Amaravathi development beyond boundaries
Amaravathi development beyond boundaries. Located very close to Vijayawada, capital city Amaravathi is in the south west of Krishna River. The spatial linkage of the capital city with Gundur is about 45 to 50km.
Located very close to Vijayawada, capital city Amaravathi is in the south west of Krishna River. The spatial linkage of the capital city with Gundur is about 45 to 50km. On a whole, the capital city- Amaravathi, Vijayawada and Guntur (AVG), excluding Amaravathi Town, form a triangle with closer angle with Vijayawada than Guntur. This proves to be instrumental in the growth and development of Andhra Pradesh.
In today’s age of globalisation, information and communication technology development, increasing level of literacy, stable population, improvement in education, health, transportation sector, foreign investments and emerging knowledge, e-governance and participatory planning are crucial factors not only in developed countries but also in developing countries like India. There has been a significant change in almost all sectors of the economy including agriculture, business and community living.
The surrounding settlements around the capital city including villages, towns and cities will need special care. The settlements such as Todikonda Mandal on the south, Ibrahampatnam Mandal on the north, Tadepalli Mandal on the east and Amaravathi Mandal on the west will be under pressure in terms of urban development. Tadepalli Mandal might take a stand towards grow as a sub-city to Vijayawada.

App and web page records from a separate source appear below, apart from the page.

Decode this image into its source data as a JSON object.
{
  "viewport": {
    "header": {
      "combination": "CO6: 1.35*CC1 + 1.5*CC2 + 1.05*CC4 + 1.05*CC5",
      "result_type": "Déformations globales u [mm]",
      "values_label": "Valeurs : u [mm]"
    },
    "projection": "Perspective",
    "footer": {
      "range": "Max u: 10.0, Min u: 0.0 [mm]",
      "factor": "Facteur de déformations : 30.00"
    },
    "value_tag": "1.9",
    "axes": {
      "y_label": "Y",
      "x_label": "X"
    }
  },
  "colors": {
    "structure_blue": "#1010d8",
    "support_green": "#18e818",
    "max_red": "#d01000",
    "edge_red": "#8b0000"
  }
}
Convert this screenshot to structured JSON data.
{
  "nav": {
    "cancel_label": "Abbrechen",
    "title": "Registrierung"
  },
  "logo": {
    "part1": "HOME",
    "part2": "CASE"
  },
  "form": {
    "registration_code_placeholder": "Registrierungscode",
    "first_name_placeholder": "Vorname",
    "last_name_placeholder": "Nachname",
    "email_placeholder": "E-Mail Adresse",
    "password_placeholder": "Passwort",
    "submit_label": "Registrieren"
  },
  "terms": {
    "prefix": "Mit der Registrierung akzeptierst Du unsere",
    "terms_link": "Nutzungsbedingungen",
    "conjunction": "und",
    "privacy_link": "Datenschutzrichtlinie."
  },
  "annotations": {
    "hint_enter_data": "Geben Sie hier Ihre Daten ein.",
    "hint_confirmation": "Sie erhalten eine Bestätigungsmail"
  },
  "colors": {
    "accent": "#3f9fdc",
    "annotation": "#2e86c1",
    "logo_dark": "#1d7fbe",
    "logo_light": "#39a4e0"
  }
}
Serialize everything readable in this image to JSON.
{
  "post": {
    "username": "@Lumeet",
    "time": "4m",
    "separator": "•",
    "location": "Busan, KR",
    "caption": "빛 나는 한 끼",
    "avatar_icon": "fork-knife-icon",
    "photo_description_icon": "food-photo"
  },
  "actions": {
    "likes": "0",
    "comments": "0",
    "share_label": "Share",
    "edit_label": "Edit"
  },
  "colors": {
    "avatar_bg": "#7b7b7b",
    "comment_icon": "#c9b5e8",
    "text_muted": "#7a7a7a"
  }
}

Along the National Highway 5 the major city Guntur and other urban areas such as Pedakakani and Mangalpuri could attract high density trade, commerce and industrial development.The highway between Guntur and Vijayawada has the first urban corridor with high scope for development on either sides.
The second urban corridor will be between Tadepalli and Amaravathi. The river front here needs special care since the existing road and rail network is not suitable for a dense administrative functional development. More importantly the corridor can as well act as the main gateway to the capital city.
The third corridor is between Guntur and Amaravathi where the existing secondary roads will attract development and turn the place into a residential reservoir for the workers of the capital city. Though the third corridor accommodates development it requires a rail linkage between Guntur and Amaravathi.
The settlements along these three corridors abutting Guntur-Tadepalli-Amaravathi will become the vicinity settlements to the capital city. The first corridor will interlink and facilitate building more corridors near Tadepalli and Tenali. Corridor coming up near Tenali will benefit Duggirala Mandal by developing the existing roads and rail connectivity.
The fifth corridor near Guntur and Tenali would act as an avenue for development. The capital city with five urban-rural corridors in its region possesses different characters in terms of people and environment. The capital city might develop a formal and primary link with Vijayawada and Guntur and turn into dependent settlements.
The shadow settlements are the villages and towns located in the fourth and fifth corridors, which include those between Tadepalli-Tenali-Guntur. The shadow settlements across Krishna River such as the villages between the river and National Highway 9 and Ibrahampatnam Mandal hold advantages of forming the micro regions of the capital city.
It is essential to understand the backward and forward linkages not only in terms of the connectivity and transportation but also the flow of people, goods and communication. The boundaries of settlements are administrative and are not to be considered as development boundaries.
The administrative boundaries are of national, state and local importance. The boundaries are not the end for development so the development should be viewed across boundaries such as administrative lines, roads, hills and rivers.
The capital city Amaravathi holds a unique identity in terms of place, history and culture. This forms a major lesson for urban and regional planners to seek further insight into the capital city. Dr. Abdul Razak Mohamed, DEAN of Studies & HOD Planning, School of Planning and Architecture, Vijayawada